--- Problem ---
In the entries below, find every line with "Photo" and copy it.

# # # #

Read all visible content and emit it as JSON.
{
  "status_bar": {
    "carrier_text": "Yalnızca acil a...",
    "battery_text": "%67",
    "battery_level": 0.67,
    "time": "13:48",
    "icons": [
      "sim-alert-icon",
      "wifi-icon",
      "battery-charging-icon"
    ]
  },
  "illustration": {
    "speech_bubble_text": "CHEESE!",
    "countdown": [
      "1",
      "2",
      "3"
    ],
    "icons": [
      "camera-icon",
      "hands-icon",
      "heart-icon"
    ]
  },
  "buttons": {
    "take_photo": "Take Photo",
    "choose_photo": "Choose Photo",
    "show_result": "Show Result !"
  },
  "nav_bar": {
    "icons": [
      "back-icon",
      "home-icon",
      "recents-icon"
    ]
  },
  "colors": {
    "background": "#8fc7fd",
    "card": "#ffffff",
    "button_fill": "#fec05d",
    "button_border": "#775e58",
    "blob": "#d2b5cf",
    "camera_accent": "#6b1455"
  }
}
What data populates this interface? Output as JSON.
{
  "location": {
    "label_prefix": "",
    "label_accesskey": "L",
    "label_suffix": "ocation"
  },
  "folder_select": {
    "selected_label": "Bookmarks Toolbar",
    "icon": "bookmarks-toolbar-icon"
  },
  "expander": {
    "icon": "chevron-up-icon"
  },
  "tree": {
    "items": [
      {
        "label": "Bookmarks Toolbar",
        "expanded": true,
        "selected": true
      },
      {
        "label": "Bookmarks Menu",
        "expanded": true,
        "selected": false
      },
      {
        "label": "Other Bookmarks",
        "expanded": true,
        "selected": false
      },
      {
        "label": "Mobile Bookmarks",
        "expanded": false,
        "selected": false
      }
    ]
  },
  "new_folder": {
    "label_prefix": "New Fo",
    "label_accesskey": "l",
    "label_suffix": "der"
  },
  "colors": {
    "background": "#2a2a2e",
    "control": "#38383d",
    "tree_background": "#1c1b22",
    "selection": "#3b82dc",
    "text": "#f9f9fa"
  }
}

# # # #

--- Written response ---
    "take_photo": "Take Photo",
    "choose_photo": "Choose Photo",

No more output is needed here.